South Asia: Home of small family peasants, landless peasantry and agricultural labourers.
A vast majority, i.e. 60 per cent of the 1.5 billion South Asians depend on agriculture for their livelihood. However, peasants in the region lack access and control over productive resources with adverse policy regimes. Increasing suicide in the region, rapid outmigration from rural areas, diversion from farming, increasing number of poor and hungry as well as increasing gaps between rich are poor proves that the present development paradigm pursued in these countries are detrimental to the farmers. With the intensification of multiple global crises such as food, energy, environmental and climate, financial and debt etc. during last decade, the condition of peasants in the region has gone from worst to bad. In this context, it is urgent to deliberate on these issues to not only ensure peasants rights and justice but also to look for sustainable ways of protecting biodiversity, respecting natural balance and conserving culture.
SAPC convergence: South Asian Peasants Convergence
The regional convergence will be the largest political events of the South Asian farmers (Small and marginal farmers, peasants, farm workers, fisher folks, indigenous and ethnic people, Dalits, landless and women farmers, pastoralist and herders, human rights groups, youth peasant and representatives of other small food producers) to meet and discuss their common agenda and formulate strategies to fight against the neo-liberalism.
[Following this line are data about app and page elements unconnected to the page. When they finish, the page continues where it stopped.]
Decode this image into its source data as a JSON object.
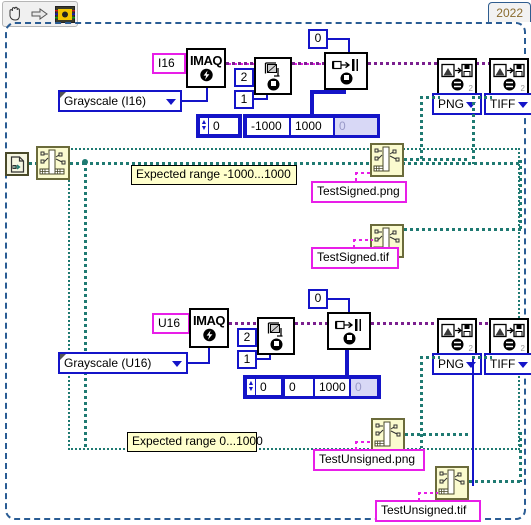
{
  "window": {
    "version_label": "2022",
    "toolbar": {
      "items": [
        {
          "name": "hand-tool-icon",
          "label": "hand-tool"
        },
        {
          "name": "arrow-tool-icon",
          "label": "arrow-tool"
        },
        {
          "name": "vi-icon",
          "label": "vi-icon"
        }
      ]
    }
  },
  "signed_section": {
    "type_constant": "I16",
    "imaq_label": "IMAQ",
    "image_type_enum": "Grayscale (I16)",
    "setup_const_top": "2",
    "setup_const_bottom": "1",
    "offset_constant": "0",
    "array_index": "0",
    "array_values": [
      "-1000",
      "1000",
      "0"
    ],
    "range_note": "Expected range -1000...1000",
    "png_format": "PNG",
    "tiff_format": "TIFF",
    "png_sub": "2",
    "tiff_sub": "2",
    "png_filename": "TestSigned.png",
    "tif_filename": "TestSigned.tif"
  },
  "unsigned_section": {
    "type_constant": "U16",
    "imaq_label": "IMAQ",
    "image_type_enum": "Grayscale (U16)",
    "setup_const_top": "2",
    "setup_const_bottom": "1",
    "offset_constant": "0",
    "array_index": "0",
    "array_values": [
      "0",
      "1000",
      "0"
    ],
    "range_note": "Expected range 0...1000",
    "png_format": "PNG",
    "tiff_format": "TIFF",
    "png_sub": "2",
    "tiff_sub": "2",
    "png_filename": "TestUnsigned.png",
    "tif_filename": "TestUnsigned.tif"
  },
  "path_source": {
    "file_dialog_icon": "file-path-icon",
    "build_path_icon": "build-path-icon"
  },
  "colors": {
    "wire_image": "#7b1f8f",
    "wire_numeric": "#1414c8",
    "wire_path": "#1f7a72",
    "constant_pink": "#e81ee8",
    "frame_blue": "#2a5c94",
    "label_yellow": "#ffffcc"
  }
}
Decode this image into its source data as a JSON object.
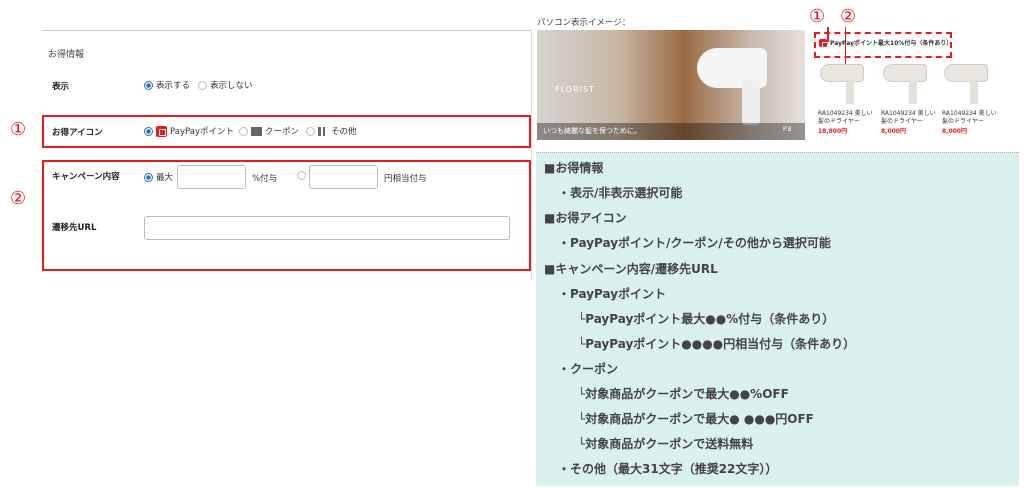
{
  "form": {
    "section_title": "お得情報",
    "display": {
      "label": "表示",
      "options": [
        "表示する",
        "表示しない"
      ]
    },
    "icon": {
      "label": "お得アイコン",
      "options": [
        "PayPayポイント",
        "クーポン",
        "その他"
      ]
    },
    "campaign": {
      "label": "キャンペーン内容",
      "max_label": "最大",
      "percent_label": "%付与",
      "yen_label": "円相当付与"
    },
    "url": {
      "label": "遷移先URL"
    }
  },
  "markers": {
    "one": "①",
    "two": "②"
  },
  "preview": {
    "label": "パソコン表示イメージ：",
    "brand": "FLORIST",
    "hero_caption": "いつも綺麗な髪を保つために。",
    "hero_page": "P.8",
    "badge": "PayPayポイント最大10%付与（条件あり）",
    "products": [
      {
        "name": "RA1049234 美しい髪のドライヤー",
        "price": "18,800円"
      },
      {
        "name": "RA1049234 美しい髪のドライヤー",
        "price": "8,000円"
      },
      {
        "name": "RA1049234 美しい髪のドライヤー",
        "price": "8,000円"
      }
    ]
  },
  "info_lines": [
    "■お得情報",
    "・表示/非表示選択可能",
    "■お得アイコン",
    "・PayPayポイント/クーポン/その他から選択可能",
    "■キャンペーン内容/遷移先URL",
    "・PayPayポイント",
    "└PayPayポイント最大●●%付与（条件あり）",
    "└PayPayポイント●●●●円相当付与（条件あり）",
    "・クーポン",
    "└対象商品がクーポンで最大●●%OFF",
    "└対象商品がクーポンで最大● ●●●円OFF",
    "└対象商品がクーポンで送料無料",
    "・その他（最大31文字（推奨22文字））"
  ],
  "colors": {
    "accent_red": "#e8191f",
    "radio_blue": "#2a6ebb",
    "info_bg": "#d9f0ef"
  }
}
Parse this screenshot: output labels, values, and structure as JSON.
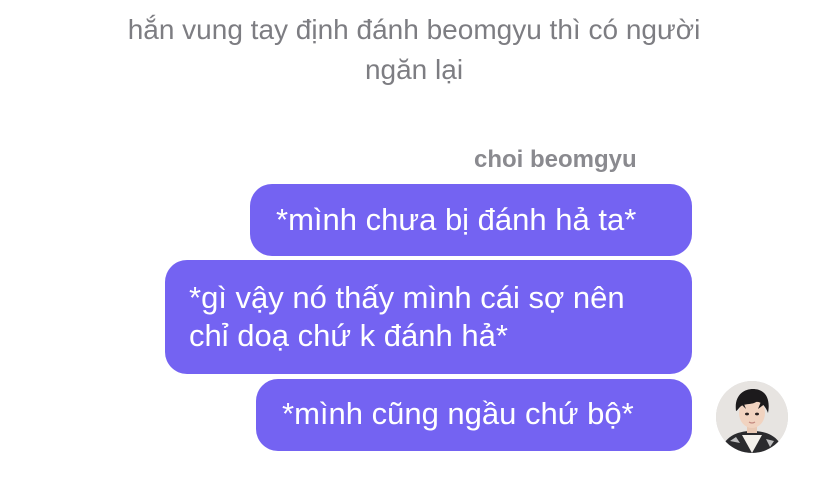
{
  "narration": "hắn vung tay định đánh beomgyu thì có người ngăn lại",
  "chat": {
    "sender_name": "choi beomgyu",
    "messages": [
      {
        "text": "*mình chưa bị đánh hả ta*"
      },
      {
        "lines": [
          "*gì vậy nó thấy mình cái sợ nên",
          "chỉ doạ chứ k đánh hả*"
        ]
      },
      {
        "text": "*mình cũng ngầu chứ bộ*"
      }
    ],
    "bubble_color": "#7463f2",
    "text_color": "#ffffff",
    "avatar_icon": "profile-photo-avatar"
  }
}
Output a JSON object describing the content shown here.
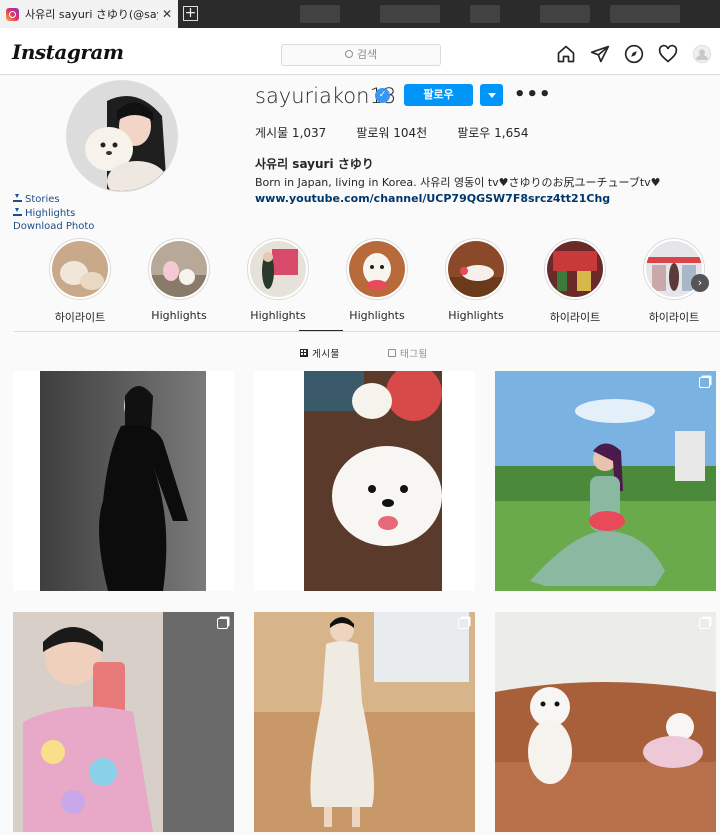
{
  "browser": {
    "tab_title": "사유리 sayuri さゆり(@sayuriakon",
    "tab_close": "✕",
    "new_tab": "+"
  },
  "header": {
    "logo": "Instagram",
    "search_placeholder": "검색"
  },
  "profile": {
    "username": "sayuriakon13",
    "verified_mark": "✓",
    "follow_label": "팔로우",
    "more_label": "•••",
    "stats": {
      "posts": "게시물 1,037",
      "followers": "팔로워 104천",
      "following": "팔로우 1,654"
    },
    "full_name": "사유리 sayuri さゆり",
    "bio": "Born in Japan, living in Korea. 사유리 영동이 tv♥さゆりのお尻ユーチューブtv♥",
    "link": "www.youtube.com/channel/UCP79QGSW7F8srcz4tt21Chg",
    "side_links": {
      "stories": "Stories",
      "highlights": "Highlights",
      "download_photo": "Download Photo"
    }
  },
  "highlights": [
    {
      "label": "하이라이트"
    },
    {
      "label": "Highlights"
    },
    {
      "label": "Highlights"
    },
    {
      "label": "Highlights"
    },
    {
      "label": "Highlights"
    },
    {
      "label": "하이라이트"
    },
    {
      "label": "하이라이트"
    }
  ],
  "highlights_next": "›",
  "tabs": {
    "posts": "게시물",
    "tagged": "태그됨"
  },
  "posts": [
    {
      "name": "maternity-silhouette",
      "multi": false
    },
    {
      "name": "white-puppy-closeup",
      "multi": false
    },
    {
      "name": "woman-sitting-on-grass",
      "multi": true
    },
    {
      "name": "mirror-selfie",
      "multi": true
    },
    {
      "name": "white-dress-portrait",
      "multi": true
    },
    {
      "name": "dogs-on-sofa",
      "multi": true
    }
  ]
}
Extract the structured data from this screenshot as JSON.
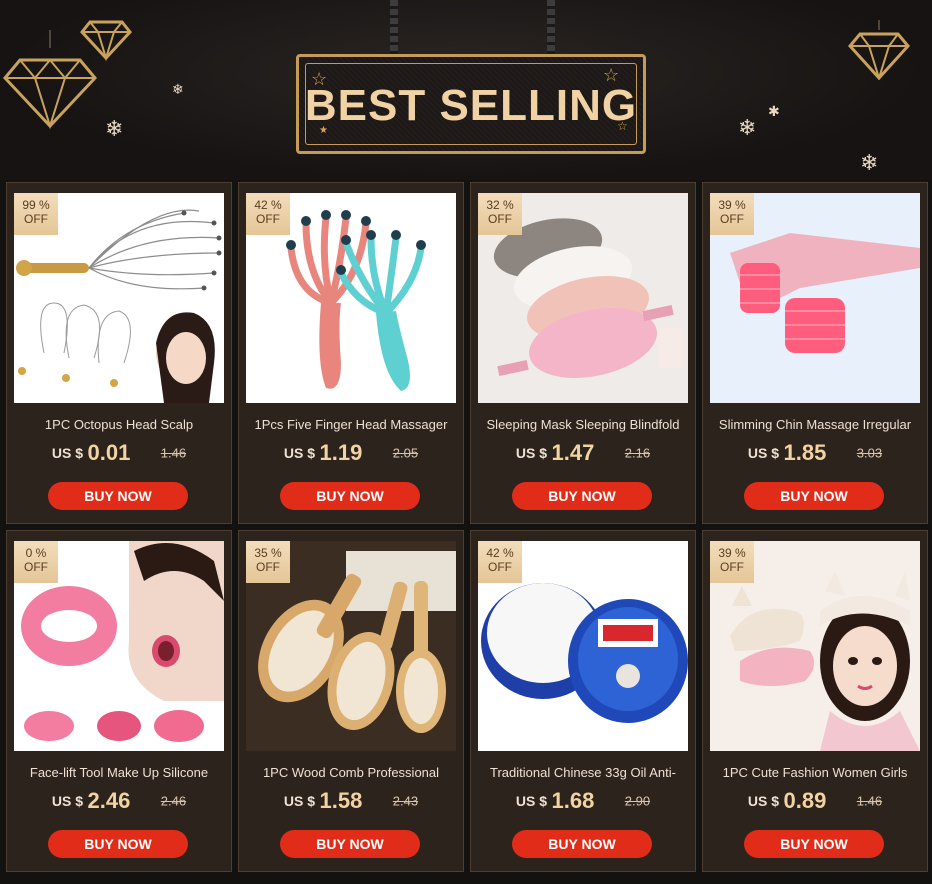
{
  "header": {
    "title": "BEST SELLING",
    "accent_color": "#c69b55",
    "decorations": [
      "diamond-lamp-icon",
      "snowflake-icon",
      "star-icon"
    ]
  },
  "colors": {
    "background": "#141111",
    "card_background": "#2d231d",
    "price_text": "#f2d3a3",
    "buy_button": "#e02c19",
    "badge": "#ead0a6"
  },
  "products": [
    {
      "discount": "99 %",
      "off": "OFF",
      "name": "1PC Octopus Head Scalp",
      "currency": "US $",
      "price": "0.01",
      "old_price": "1.46",
      "buy": "BUY NOW",
      "image_icon": "scalp-massager-icon"
    },
    {
      "discount": "42 %",
      "off": "OFF",
      "name": "1Pcs Five Finger Head Massager",
      "currency": "US $",
      "price": "1.19",
      "old_price": "2.05",
      "buy": "BUY NOW",
      "image_icon": "five-finger-massager-icon"
    },
    {
      "discount": "32 %",
      "off": "OFF",
      "name": "Sleeping Mask Sleeping Blindfold",
      "currency": "US $",
      "price": "1.47",
      "old_price": "2.16",
      "buy": "BUY NOW",
      "image_icon": "sleep-mask-icon"
    },
    {
      "discount": "39 %",
      "off": "OFF",
      "name": "Slimming Chin Massage Irregular",
      "currency": "US $",
      "price": "1.85",
      "old_price": "3.03",
      "buy": "BUY NOW",
      "image_icon": "chin-roller-icon"
    },
    {
      "discount": "0 %",
      "off": "OFF",
      "name": "Face-lift Tool Make Up Silicone",
      "currency": "US $",
      "price": "2.46",
      "old_price": "2.46",
      "buy": "BUY NOW",
      "image_icon": "mouth-trainer-icon"
    },
    {
      "discount": "35 %",
      "off": "OFF",
      "name": "1PC Wood Comb Professional",
      "currency": "US $",
      "price": "1.58",
      "old_price": "2.43",
      "buy": "BUY NOW",
      "image_icon": "wood-comb-icon"
    },
    {
      "discount": "42 %",
      "off": "OFF",
      "name": "Traditional Chinese 33g Oil Anti-",
      "currency": "US $",
      "price": "1.68",
      "old_price": "2.90",
      "buy": "BUY NOW",
      "image_icon": "cream-jar-icon"
    },
    {
      "discount": "39 %",
      "off": "OFF",
      "name": "1PC Cute Fashion Women Girls",
      "currency": "US $",
      "price": "0.89",
      "old_price": "1.46",
      "buy": "BUY NOW",
      "image_icon": "cat-ear-headband-icon"
    }
  ]
}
The main objective of the convergence is to bring together South Asian peasant' organizations to strengthen the solidarity across the region. The convergence will be also focusing on various thematic areas such as land grabbing, climate change and peasants’ rights to achieve food sovereignty. The specific objectives of the program are:
- to discuss issues faced by South Asian Farmers such as lack of access and control over productive resources.
- to analyse the impact of current policies, climate crisis, land grabbing and WTO regime on farmers of south Asia.
- to discuss food sovereignty as an alternative paradigm ensuring peasants rights and their access to productive resources.
- to draw regional strategies against land and resource grab by the States and big capital.
Neo-liberalism and its impacts on small-scale farmers
Neo-liberal policies are reinforcing the poverty cycle that is already endemic to the region. Various catastrophes like land grabbing, climate change, environment degradation and other crises are also the result of this growth model affecting the livelihood of small farmers in the world as well as in South Asia. The hegemony of this order is being strengthened by institutions like IFIs (WB, IMF & ADB), WTO, IPRs, TRIPs and FTAs, RTAs. etc.
Food sovereignty as the alternative paradigm
Sustainable development of agriculture is only possible if direct producers, i.e. poor peasants, agricultural labourers, landless peasantry, etc. have more rights on productive resources (land, water, forests, etc.) as well as the decision-making power. This means that apart from radical agrarian reforms, agriculture should be kept out of WTO and other predatory agencies.
Climate change manifested through change of weather pattern, frequent floods, prolonged droughts, increased temperature, emergence of diseases and pests, has affected crop and livestock production impacting the livelihood of South Asian farmers.
Land, a principal economic resource not only for farmers but for many communities around the world. In the case of South Asia, where almost 60 per cent of the people depend on agriculture for their livelihood, it is not only a simple source of food and shelter but also a matter of identity in the social and political power sharing. Land has been, therefore, the major property asset to grab and accumulate, which compels small peasants to become more and more vulnerable and landless. At present, besides political elites and the land owning classes, big capital (MNCs and local corporates) and the military in some cases are taking control of fertile land, thus displacing communities and menacing the source of livelihood. There is an increasing trend of land grabbing in South Asia in various forms.
At least 50 participants including around 15 international participants from at least 5 countries of South Asia would participate in the program. Apart from peasant organisations of South Asia researchers, academician, individual farmers and personalities from the agrarian field are also expected. The members of South Asia Alliance for Poverty Eradication, South Asian Peasants’ Coalition and La Via Campesina South Asia, Food Sovereignty Network South Asia would participate in the events.
Date and Venue
The event is scheduled to be held in Kathmandu, Nepal from February 2-3, 2-17. The local host will be All Nepal Peasants’ Federation (ANPFa).